Another potential silver lining is that, US tightening will drive higher borrowing costs for African economies and drive a stronger dollar. Such effects can actually drive more rapid implementation of structural reforms that over the long-run will improve external balances and ensure greater economic diversification. Ghana relies on imported goods and faces significant inflation risks whenever her currency weakens.
The ability to promote a stronger domestic manufacturing base by addressing key constraints such as power and labor productivity is critical to ensure greater economic diversification and reduce import reliance. Reduced access to debt funding to meet fiscal deficits will also encourage reforms that promote a balanced budget, by for instance privatizing state-owned enterprises and reforming unsustainable subsidy programs. Several African markets have already begun taking these measures and are implementing other reforms that will ensure the sustainability of economic growth regardless of developed market monetary policies. Governments have also sought to mobilize domestic financial institutions as an institutional source of demand for local debt issues. This reduces the reliance on foreign funding sources. It does not mean, however, that governments can run profligate fiscal policies indefinitely as has been demonstrated by Ghana.
The Bottom Line
According to a recent report by the Business & Financial Times, in the run up to the Fed interest rate hike, foreign investors have for the last three consecutive months pulled out as much GH¢130m investments. Clearly the Ghanaian economy is already hurting materially from the Fed decision.

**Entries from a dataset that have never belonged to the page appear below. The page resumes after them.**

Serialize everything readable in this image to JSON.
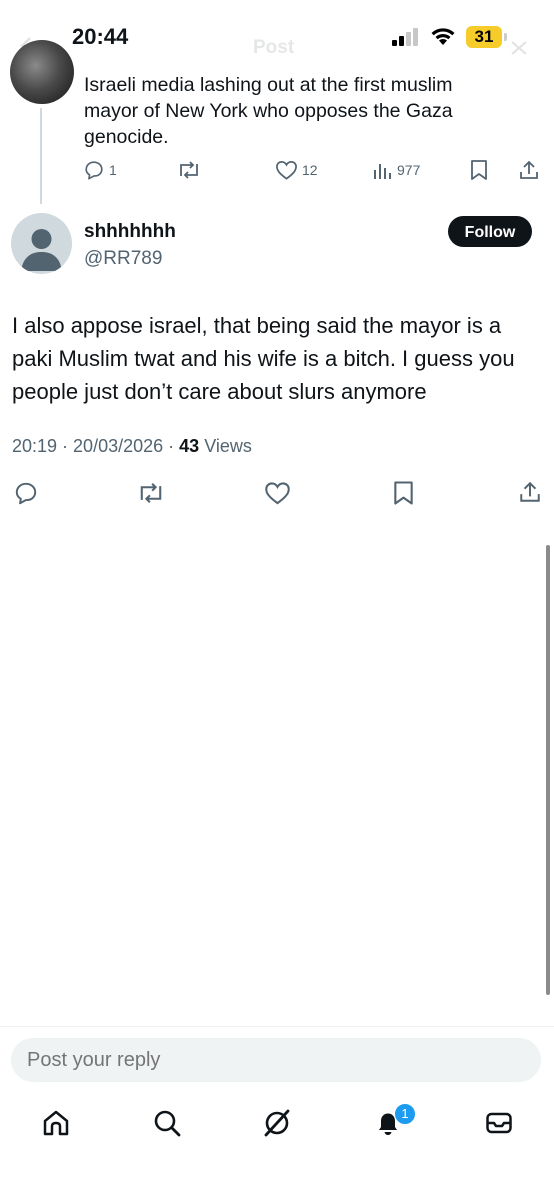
{
  "status_bar": {
    "time": "20:44",
    "battery": "31"
  },
  "header": {
    "title": "Post"
  },
  "parent_tweet": {
    "text": "Israeli media lashing out at the first muslim mayor of New York who opposes the Gaza genocide.",
    "replies": "1",
    "likes": "12",
    "views": "977"
  },
  "tweet": {
    "display_name": "shhhhhhh",
    "handle": "@RR789",
    "follow_label": "Follow",
    "text": "I also appose israel, that being said the mayor is a paki Muslim twat and his wife is a bitch. I guess you people just don’t care about slurs anymore",
    "time": "20:19",
    "date": "20/03/2026",
    "views_count": "43",
    "views_label": "Views"
  },
  "reply": {
    "placeholder": "Post your reply"
  },
  "nav": {
    "notification_count": "1"
  },
  "colors": {
    "accent": "#1d9bf0",
    "text": "#0f1419",
    "secondary": "#536471",
    "battery": "#f5cc2a"
  }
}
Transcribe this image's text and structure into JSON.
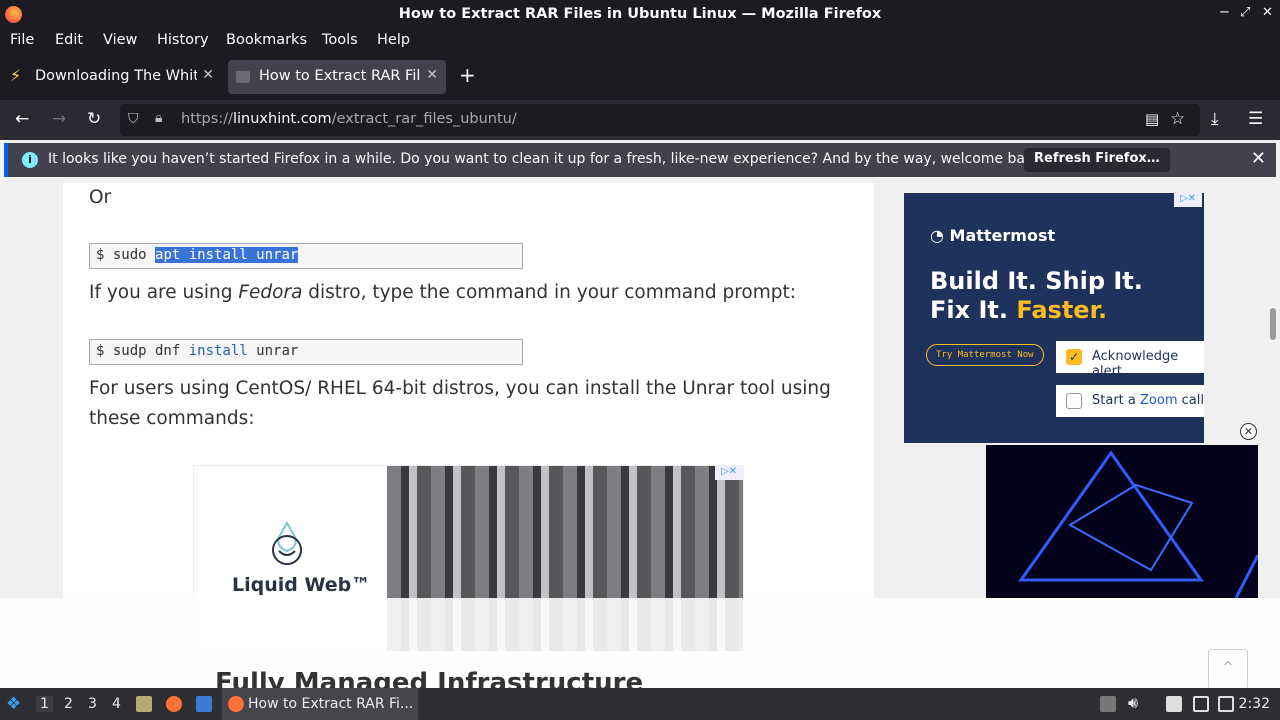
{
  "window": {
    "title": "How to Extract RAR Files in Ubuntu Linux — Mozilla Firefox",
    "controls": [
      "−",
      "⤢",
      "✕"
    ]
  },
  "menu": [
    "File",
    "Edit",
    "View",
    "History",
    "Bookmarks",
    "Tools",
    "Help"
  ],
  "tabs": [
    {
      "label": "Downloading The White House...",
      "active": false
    },
    {
      "label": "How to Extract RAR Files",
      "active": true
    }
  ],
  "nav": {
    "url_prefix": "https://",
    "url_domain": "linuxhint.com",
    "url_path": "/extract_rar_files_ubuntu/"
  },
  "notification": {
    "message": "It looks like you haven’t started Firefox in a while. Do you want to clean it up for a fresh, like-new experience? And by the way, welcome back!",
    "button": "Refresh Firefox…"
  },
  "article": {
    "or_text": "Or",
    "code1": {
      "prompt": "$ sudo ",
      "selected": "apt install unrar"
    },
    "fedora_pre": "If you are using ",
    "fedora_em": "Fedora",
    "fedora_post": " distro, type the command in your command prompt:",
    "code2": {
      "pre": "$ sudp dnf ",
      "kw": "install",
      "post": " unrar"
    },
    "centos_line1": "For users using CentOS/ RHEL 64-bit distros, you can install the Unrar tool using",
    "centos_line2": "these commands:"
  },
  "ad_mattermost": {
    "logo": "Mattermost",
    "headline1": "Build It. Ship It.",
    "headline2a": "Fix It. ",
    "headline2b": "Faster.",
    "cta": "Try Mattermost Now",
    "check1": "Acknowledge alert",
    "check2_pre": "Start a ",
    "check2_link": "Zoom",
    "check2_post": " call"
  },
  "ad_liquidweb": {
    "brand": "Liquid Web™",
    "overlay_heading": "Fully Managed Infrastructure"
  },
  "taskbar": {
    "workspaces": [
      "1",
      "2",
      "3",
      "4"
    ],
    "app_label": "How to Extract RAR Fi...",
    "clock": "2:32"
  },
  "colors": {
    "accent": "#0060df",
    "ad_bg": "#1e325c",
    "ad_yellow": "#ffbc1f"
  }
}
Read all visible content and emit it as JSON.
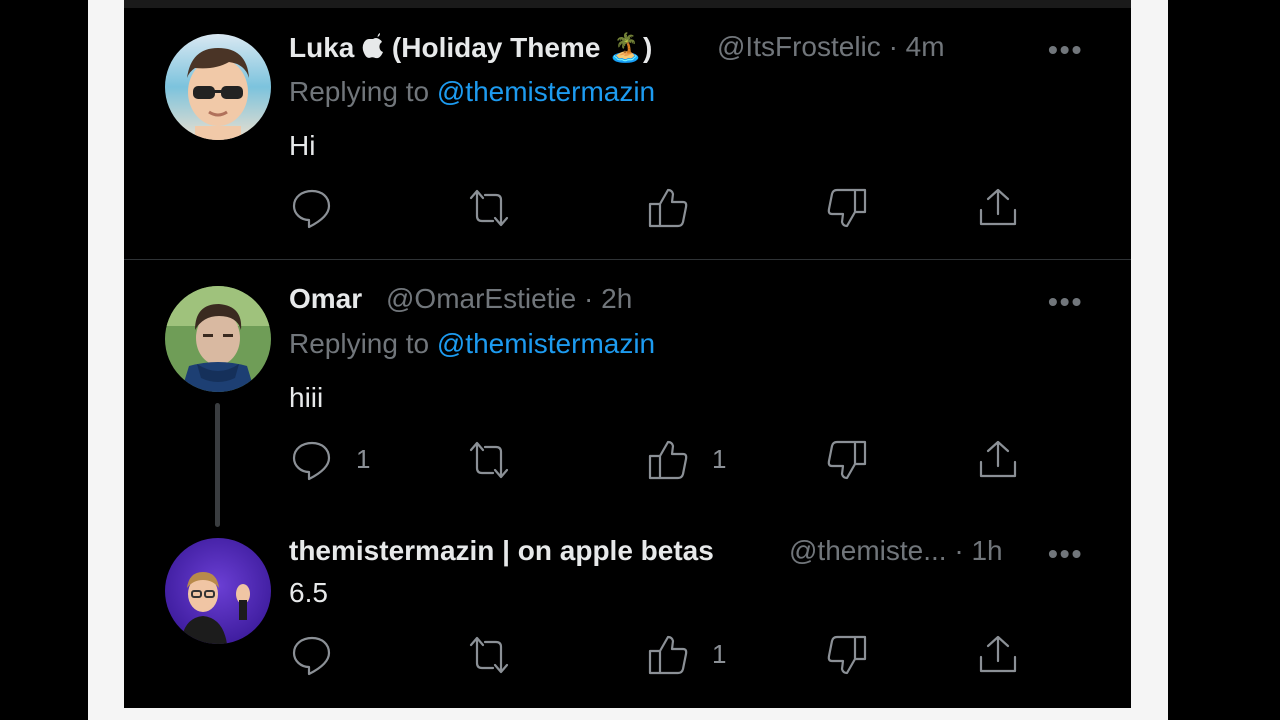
{
  "tweets": [
    {
      "name": "Luka",
      "name_suffix": "(Holiday Theme 🏝️)",
      "handle": "@ItsFrostelic",
      "time": "· 4m",
      "replying_label": "Replying to",
      "replying_to": "@themistermazin",
      "text": "Hi",
      "counts": {
        "reply": "",
        "retweet": "",
        "like": ""
      }
    },
    {
      "name": "Omar",
      "handle": "@OmarEstietie",
      "time": "· 2h",
      "replying_label": "Replying to",
      "replying_to": "@themistermazin",
      "text": "hiii",
      "counts": {
        "reply": "1",
        "retweet": "",
        "like": "1"
      }
    },
    {
      "name": "themistermazin | on apple betas",
      "handle": "@themiste...",
      "time": "· 1h",
      "text": "6.5",
      "counts": {
        "reply": "",
        "retweet": "",
        "like": "1"
      }
    }
  ],
  "more_label": "•••",
  "colors": {
    "mention": "#1d9bf0",
    "muted": "#71767b",
    "text": "#e7e9ea",
    "background": "#000000"
  }
}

Rising U.S. rates are likely to present specific challenges to emerging markets, especially those with considerable external financing vulnerabilities such as Ghana. It will also have negative impacts on Governments, Companies and Banks with large amounts of dollar denominated debt that could become more expensive to service in the future.
I will like to hope that, the biggest lesson we learn as a people out of the crisis is financial risk management. The Asians learned their painful lessons during their financial crisis, and I hope Ghana and other African countries, will learn and implement the right international finance risk management policies to protect Ghanaian interests accordingly.